Spreading the love
During my meditation training, I had learned that growth can come out of trauma. After seeing that first-hand, I realized I was more than ready to put my certifications and life experience into practice by helping others who were going through similar pain.
In January 2019, I officially became a "heartbreak coach." Basically, I consider myself an expert at helping people mend relationships that are faltering or move on from a relationship that wasn't worth saving. Many people find me through my website, TheHeartbreakDoctor.com, and I do a lot of my counseling work via Skype since my clients live all over.

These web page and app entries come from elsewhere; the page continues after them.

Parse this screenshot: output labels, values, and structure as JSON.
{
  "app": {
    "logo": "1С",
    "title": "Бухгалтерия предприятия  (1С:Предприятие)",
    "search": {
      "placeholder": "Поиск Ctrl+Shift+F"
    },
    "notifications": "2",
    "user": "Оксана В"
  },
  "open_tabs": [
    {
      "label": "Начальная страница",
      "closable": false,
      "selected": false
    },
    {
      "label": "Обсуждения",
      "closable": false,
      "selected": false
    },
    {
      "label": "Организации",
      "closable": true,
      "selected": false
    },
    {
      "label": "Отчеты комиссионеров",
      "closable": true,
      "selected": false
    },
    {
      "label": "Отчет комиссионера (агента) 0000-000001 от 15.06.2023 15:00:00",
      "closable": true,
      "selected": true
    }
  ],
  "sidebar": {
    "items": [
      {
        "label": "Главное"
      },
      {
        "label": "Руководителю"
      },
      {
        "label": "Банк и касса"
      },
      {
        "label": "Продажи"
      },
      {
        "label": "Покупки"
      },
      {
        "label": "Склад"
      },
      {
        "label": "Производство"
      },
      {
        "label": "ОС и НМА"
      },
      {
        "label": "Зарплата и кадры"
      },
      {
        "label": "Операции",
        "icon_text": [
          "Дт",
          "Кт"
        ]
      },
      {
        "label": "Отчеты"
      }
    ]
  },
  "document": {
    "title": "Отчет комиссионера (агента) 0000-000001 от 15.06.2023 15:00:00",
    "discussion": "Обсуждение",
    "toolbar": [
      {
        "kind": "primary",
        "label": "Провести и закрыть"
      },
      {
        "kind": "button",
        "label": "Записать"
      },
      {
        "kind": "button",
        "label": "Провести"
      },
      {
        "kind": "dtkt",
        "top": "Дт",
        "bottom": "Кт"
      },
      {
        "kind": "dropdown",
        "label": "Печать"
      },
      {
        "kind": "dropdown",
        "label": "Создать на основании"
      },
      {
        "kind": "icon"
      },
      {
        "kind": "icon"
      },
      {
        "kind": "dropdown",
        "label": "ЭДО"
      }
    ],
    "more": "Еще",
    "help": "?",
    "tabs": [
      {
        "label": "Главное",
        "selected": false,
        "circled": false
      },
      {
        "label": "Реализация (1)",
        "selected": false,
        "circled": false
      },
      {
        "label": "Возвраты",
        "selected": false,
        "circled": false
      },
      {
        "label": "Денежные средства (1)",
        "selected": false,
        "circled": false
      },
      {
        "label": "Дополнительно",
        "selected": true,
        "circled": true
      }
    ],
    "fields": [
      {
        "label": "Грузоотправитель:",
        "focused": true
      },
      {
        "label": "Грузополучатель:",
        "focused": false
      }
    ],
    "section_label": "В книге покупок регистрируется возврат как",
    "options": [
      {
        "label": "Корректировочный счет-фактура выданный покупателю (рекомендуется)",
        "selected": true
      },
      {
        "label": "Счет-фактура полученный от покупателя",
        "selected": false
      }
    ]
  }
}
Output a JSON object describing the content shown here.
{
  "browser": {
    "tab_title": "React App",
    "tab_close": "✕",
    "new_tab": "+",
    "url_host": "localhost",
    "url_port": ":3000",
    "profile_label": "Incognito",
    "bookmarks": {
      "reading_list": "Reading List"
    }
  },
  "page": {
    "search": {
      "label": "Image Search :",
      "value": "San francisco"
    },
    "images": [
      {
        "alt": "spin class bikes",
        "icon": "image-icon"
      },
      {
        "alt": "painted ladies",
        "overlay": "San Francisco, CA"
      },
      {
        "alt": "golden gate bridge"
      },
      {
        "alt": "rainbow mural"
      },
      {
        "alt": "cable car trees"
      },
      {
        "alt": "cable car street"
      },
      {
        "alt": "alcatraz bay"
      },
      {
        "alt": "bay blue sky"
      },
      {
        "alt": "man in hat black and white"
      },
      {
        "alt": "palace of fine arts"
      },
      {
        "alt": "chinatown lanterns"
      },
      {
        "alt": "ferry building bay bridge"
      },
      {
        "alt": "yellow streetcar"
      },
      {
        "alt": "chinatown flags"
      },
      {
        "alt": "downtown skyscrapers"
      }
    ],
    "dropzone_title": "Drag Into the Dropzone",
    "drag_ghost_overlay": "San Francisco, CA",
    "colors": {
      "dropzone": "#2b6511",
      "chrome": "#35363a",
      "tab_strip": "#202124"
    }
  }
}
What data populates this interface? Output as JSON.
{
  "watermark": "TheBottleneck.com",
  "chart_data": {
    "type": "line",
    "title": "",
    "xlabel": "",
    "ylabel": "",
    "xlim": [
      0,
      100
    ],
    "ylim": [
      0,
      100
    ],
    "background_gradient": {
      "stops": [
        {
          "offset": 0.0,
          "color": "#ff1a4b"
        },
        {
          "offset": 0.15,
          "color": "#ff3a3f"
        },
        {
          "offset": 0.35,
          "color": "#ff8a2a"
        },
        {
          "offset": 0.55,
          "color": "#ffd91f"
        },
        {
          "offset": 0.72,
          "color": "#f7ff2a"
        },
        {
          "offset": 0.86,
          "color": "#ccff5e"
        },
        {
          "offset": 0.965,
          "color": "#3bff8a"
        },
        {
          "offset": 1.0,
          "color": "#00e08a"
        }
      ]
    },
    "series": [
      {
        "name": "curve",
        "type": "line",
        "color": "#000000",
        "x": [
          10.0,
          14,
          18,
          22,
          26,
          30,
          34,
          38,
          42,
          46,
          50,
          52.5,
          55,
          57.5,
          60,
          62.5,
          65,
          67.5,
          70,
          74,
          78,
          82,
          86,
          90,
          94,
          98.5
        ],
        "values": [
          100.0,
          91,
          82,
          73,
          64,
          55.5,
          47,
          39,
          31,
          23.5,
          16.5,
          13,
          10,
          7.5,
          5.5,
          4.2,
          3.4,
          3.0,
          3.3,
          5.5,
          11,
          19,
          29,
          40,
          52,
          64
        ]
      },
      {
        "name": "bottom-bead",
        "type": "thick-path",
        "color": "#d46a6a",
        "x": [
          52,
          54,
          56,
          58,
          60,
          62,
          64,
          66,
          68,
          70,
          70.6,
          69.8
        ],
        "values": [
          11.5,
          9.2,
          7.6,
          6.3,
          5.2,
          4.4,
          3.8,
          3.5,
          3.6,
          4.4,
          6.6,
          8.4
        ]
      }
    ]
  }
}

People often ask how my process differs from traditional therapy, and it's true that there are some similarities. But I believe that traditional therapy involves a lot of time looking backward, and heartbreak coaching is more forward-looking. Another way coaching differs from therapy is that you always have an end goal in mind. I usually meet with clients, virtually, once a week for about three months, because it takes about 40 days to change habits and form new connections.
I think part of the reason I've been successful in this field is that I know what heartbreak feels like, and while some therapists choose to keep their personal life hidden from clients, I opt to share it.
Video: Why I 'Quit' My Job as a Doctor
How to Improve Selling Skills Using the Sales Game
19Strange Things That Can Only Happen inIndia
Ab Fab’s Patsy and Edina star in advertising campaign
Is Dandelion Coffee the Next Big HealthCraze
How to Make Kool Aid
Ask Dr. Stork: How Can I Recover Faster From Surgery
Lanaphilic With Urea Reviews
DIY Heart-Shaped Rainbow Sprinkle Bath Bombs
Menacing Mercury Levels Found in Some Seafood
How to Avoid Traffic Around Washington, D.C